Data excerpts:

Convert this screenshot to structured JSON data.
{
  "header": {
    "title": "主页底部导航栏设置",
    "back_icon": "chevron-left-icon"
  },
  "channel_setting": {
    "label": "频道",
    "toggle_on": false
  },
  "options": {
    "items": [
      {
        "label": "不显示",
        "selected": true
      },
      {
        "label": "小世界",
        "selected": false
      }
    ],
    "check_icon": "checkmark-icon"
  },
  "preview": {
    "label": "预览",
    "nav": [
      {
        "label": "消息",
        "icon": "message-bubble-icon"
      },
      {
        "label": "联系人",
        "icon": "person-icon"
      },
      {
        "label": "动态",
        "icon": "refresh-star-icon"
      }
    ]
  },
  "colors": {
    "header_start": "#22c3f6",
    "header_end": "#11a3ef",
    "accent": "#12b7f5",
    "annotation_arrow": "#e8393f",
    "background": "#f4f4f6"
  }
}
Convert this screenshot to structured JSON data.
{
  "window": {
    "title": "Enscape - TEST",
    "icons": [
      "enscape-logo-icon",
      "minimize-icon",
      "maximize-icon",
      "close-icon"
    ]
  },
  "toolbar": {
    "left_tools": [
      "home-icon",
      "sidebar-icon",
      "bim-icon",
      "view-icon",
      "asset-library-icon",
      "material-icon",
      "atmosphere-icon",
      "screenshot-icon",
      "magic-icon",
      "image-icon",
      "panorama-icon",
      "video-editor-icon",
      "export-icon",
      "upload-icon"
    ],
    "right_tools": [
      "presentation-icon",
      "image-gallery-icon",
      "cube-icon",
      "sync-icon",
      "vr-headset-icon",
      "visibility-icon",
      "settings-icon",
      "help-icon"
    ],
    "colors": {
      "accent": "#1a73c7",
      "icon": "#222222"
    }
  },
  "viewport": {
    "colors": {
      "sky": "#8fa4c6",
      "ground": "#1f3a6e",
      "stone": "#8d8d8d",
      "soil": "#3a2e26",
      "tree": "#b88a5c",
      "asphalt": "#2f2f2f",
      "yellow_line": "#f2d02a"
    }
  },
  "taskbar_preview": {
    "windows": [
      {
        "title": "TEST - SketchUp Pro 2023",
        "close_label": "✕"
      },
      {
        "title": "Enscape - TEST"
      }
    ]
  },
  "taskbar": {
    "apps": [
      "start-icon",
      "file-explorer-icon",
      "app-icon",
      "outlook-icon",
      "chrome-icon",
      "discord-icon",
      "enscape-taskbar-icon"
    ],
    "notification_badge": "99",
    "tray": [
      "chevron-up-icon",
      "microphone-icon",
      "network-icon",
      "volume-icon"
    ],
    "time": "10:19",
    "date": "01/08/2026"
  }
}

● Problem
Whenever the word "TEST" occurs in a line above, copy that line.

● Final answer
    "title": "Enscape - TEST",
        "title": "TEST - SketchUp Pro 2023",
        "title": "Enscape - TEST"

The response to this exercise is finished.